ABOUT THIS TASK: Whenever the word "background" turns up in a line below, that line should be copied.

------------

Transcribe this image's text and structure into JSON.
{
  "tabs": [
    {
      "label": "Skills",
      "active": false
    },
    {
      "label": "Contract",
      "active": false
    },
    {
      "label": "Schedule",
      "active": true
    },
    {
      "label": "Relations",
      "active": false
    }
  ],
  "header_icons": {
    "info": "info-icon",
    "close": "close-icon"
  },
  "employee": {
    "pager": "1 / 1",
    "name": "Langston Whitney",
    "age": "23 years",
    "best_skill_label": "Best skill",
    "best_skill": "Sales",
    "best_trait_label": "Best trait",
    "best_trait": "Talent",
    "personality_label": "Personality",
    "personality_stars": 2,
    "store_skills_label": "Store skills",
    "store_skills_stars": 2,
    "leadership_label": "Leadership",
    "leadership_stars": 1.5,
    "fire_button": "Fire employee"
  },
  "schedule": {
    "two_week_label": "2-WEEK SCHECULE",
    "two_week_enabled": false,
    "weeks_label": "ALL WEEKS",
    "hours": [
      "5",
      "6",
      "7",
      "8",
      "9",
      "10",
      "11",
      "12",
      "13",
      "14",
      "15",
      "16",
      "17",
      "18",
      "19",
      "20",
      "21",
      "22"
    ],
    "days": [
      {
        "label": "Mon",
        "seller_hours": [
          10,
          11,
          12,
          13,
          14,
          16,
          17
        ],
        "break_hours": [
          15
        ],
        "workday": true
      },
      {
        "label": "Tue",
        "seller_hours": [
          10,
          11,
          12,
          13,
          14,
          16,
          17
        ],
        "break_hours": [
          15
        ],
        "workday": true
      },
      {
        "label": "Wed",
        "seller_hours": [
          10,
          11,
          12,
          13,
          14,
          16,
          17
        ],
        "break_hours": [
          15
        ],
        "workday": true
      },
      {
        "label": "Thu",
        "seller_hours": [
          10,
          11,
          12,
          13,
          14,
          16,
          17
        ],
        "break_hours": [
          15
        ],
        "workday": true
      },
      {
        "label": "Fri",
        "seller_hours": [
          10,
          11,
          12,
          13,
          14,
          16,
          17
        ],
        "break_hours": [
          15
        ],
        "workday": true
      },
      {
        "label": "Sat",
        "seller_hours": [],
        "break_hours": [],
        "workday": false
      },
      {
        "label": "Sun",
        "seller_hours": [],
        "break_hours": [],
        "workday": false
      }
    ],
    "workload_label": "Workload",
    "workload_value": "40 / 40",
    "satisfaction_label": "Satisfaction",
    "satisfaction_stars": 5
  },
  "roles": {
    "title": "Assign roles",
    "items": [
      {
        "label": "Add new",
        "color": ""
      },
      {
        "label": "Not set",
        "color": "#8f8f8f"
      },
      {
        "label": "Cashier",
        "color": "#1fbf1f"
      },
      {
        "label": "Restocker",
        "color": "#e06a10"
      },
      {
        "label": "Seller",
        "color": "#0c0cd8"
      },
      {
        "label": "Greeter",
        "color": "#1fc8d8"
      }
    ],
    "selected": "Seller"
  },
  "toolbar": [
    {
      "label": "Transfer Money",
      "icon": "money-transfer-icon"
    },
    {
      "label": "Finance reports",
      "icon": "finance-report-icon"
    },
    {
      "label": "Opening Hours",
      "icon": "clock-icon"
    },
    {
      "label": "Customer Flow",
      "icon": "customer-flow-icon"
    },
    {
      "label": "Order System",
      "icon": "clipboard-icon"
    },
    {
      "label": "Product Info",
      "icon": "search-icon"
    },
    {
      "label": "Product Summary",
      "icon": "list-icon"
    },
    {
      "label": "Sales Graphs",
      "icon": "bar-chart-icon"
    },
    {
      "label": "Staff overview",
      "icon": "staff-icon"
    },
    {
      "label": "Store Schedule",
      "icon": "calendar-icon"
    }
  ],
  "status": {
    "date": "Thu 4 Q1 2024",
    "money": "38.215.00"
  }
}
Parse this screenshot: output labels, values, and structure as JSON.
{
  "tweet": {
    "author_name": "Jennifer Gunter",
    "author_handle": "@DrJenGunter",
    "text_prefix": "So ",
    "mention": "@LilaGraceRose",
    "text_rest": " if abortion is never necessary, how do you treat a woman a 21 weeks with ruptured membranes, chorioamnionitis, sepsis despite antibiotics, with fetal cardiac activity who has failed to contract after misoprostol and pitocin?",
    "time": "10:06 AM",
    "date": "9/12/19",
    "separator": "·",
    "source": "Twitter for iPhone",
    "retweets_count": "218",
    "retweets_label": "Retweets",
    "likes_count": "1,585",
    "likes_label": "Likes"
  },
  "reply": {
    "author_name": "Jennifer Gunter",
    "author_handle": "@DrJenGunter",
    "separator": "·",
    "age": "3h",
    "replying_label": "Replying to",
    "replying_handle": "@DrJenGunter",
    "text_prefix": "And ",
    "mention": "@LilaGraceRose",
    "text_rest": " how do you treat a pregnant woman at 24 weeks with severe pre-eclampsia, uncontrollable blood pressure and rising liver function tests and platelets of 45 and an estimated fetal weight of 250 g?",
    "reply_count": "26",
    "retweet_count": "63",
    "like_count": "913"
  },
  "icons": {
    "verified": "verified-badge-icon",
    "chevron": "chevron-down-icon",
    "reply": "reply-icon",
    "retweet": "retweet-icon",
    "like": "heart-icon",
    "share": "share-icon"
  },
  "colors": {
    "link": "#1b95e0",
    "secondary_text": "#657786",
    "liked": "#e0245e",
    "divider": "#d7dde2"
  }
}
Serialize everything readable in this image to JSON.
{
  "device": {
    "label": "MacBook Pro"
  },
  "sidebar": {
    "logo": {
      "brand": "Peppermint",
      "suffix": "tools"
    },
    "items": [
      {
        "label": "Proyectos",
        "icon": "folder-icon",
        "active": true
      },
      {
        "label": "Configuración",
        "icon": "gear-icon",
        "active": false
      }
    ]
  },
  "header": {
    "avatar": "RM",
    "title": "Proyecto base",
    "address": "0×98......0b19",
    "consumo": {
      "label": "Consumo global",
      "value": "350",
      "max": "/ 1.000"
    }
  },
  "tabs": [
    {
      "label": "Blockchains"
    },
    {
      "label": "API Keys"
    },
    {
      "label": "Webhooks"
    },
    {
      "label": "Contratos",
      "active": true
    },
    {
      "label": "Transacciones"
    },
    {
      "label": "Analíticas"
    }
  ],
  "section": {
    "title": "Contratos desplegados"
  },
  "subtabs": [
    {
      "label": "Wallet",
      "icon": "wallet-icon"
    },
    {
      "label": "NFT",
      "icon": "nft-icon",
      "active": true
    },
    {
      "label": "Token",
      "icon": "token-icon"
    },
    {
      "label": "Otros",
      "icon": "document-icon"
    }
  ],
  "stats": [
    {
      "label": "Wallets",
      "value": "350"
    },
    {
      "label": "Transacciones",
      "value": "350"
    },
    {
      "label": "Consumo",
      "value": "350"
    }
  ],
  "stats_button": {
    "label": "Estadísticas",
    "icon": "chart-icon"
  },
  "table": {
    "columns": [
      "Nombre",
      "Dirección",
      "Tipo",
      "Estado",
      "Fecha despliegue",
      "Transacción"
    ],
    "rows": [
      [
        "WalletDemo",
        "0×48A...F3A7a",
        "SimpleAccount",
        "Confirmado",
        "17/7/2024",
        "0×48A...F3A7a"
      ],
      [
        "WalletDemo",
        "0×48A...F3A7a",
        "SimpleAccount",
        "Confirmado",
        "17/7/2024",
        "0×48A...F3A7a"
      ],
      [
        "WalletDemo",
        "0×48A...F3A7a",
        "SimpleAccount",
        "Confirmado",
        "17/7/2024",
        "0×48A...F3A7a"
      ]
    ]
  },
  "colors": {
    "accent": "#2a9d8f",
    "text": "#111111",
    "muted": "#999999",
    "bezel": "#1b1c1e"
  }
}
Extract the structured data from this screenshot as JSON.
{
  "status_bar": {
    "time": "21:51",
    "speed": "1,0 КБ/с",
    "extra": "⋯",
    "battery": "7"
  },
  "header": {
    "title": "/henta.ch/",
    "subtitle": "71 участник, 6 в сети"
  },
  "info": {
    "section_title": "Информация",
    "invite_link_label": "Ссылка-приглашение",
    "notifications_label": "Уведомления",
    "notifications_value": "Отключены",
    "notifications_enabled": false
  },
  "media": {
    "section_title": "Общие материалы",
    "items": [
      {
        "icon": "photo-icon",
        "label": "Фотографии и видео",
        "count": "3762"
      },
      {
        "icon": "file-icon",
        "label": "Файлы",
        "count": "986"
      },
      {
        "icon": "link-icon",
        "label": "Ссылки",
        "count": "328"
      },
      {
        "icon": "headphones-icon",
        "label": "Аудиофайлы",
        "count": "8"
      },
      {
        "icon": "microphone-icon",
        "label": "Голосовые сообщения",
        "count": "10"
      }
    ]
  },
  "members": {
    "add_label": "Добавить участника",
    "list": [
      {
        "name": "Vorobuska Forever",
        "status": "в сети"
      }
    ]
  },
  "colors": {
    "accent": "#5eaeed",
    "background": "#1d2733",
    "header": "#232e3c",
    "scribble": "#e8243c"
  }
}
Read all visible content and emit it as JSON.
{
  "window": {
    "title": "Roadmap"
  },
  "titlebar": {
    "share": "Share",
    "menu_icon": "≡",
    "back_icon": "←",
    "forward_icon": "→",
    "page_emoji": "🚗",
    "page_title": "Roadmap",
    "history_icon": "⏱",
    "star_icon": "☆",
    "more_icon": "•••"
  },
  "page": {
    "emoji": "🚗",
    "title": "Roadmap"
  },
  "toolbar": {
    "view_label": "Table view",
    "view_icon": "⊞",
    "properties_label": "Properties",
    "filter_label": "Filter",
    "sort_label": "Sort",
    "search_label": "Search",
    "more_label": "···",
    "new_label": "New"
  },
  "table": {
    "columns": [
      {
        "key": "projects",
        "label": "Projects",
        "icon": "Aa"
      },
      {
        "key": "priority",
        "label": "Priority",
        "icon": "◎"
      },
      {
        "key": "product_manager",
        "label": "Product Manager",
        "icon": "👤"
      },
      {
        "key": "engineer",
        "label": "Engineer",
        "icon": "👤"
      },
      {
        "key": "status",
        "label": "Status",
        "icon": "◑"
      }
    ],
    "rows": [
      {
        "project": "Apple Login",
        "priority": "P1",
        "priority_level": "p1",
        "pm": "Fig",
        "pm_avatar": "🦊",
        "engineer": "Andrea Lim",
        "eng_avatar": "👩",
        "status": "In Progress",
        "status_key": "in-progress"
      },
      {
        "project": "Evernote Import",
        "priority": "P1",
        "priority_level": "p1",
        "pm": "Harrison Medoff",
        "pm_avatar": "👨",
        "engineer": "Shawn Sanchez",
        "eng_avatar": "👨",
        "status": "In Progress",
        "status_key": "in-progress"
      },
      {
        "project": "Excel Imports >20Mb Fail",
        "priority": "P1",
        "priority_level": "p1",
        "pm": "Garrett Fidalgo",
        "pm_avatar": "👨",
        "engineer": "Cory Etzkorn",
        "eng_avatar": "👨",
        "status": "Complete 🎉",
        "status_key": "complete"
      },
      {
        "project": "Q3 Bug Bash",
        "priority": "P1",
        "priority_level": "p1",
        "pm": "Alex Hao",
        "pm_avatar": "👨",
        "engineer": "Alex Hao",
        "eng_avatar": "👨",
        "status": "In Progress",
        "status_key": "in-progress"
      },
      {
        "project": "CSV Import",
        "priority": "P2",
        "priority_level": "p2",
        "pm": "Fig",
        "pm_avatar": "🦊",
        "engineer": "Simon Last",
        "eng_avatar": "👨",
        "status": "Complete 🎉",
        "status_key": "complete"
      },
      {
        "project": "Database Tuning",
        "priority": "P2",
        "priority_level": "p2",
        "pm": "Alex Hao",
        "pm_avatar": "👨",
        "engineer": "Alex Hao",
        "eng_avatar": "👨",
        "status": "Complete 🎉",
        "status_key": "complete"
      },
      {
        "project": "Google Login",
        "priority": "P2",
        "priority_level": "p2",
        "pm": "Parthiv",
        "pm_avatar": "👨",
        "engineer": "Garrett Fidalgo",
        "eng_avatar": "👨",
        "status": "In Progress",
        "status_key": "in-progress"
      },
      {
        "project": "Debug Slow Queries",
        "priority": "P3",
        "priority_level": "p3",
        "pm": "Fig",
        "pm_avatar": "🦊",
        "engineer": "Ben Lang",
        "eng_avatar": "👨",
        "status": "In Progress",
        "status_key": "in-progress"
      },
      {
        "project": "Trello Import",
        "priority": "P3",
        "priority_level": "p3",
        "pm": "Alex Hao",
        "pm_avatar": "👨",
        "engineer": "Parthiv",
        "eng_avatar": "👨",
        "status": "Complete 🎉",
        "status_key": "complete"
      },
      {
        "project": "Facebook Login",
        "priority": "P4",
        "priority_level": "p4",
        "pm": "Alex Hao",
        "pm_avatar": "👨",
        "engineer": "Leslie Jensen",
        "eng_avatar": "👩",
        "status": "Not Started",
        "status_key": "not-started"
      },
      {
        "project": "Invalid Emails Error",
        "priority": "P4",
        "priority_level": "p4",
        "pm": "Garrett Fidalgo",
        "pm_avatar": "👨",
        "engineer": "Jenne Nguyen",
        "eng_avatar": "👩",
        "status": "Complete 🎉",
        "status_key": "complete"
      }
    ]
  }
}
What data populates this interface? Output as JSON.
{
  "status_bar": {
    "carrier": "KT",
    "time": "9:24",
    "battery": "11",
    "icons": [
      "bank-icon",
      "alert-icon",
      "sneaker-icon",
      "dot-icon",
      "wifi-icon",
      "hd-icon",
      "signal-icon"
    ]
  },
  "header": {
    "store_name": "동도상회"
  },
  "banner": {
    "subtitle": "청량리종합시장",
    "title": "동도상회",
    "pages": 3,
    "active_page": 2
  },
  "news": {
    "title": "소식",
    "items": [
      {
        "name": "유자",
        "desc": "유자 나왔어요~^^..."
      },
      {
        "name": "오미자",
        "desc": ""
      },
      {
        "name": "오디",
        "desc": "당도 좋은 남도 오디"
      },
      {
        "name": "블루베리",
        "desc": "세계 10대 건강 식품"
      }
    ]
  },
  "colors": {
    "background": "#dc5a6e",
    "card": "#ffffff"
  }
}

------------

TASK SOLUTION:
    "background": "#1d2733",
    "background": "#dc5a6e",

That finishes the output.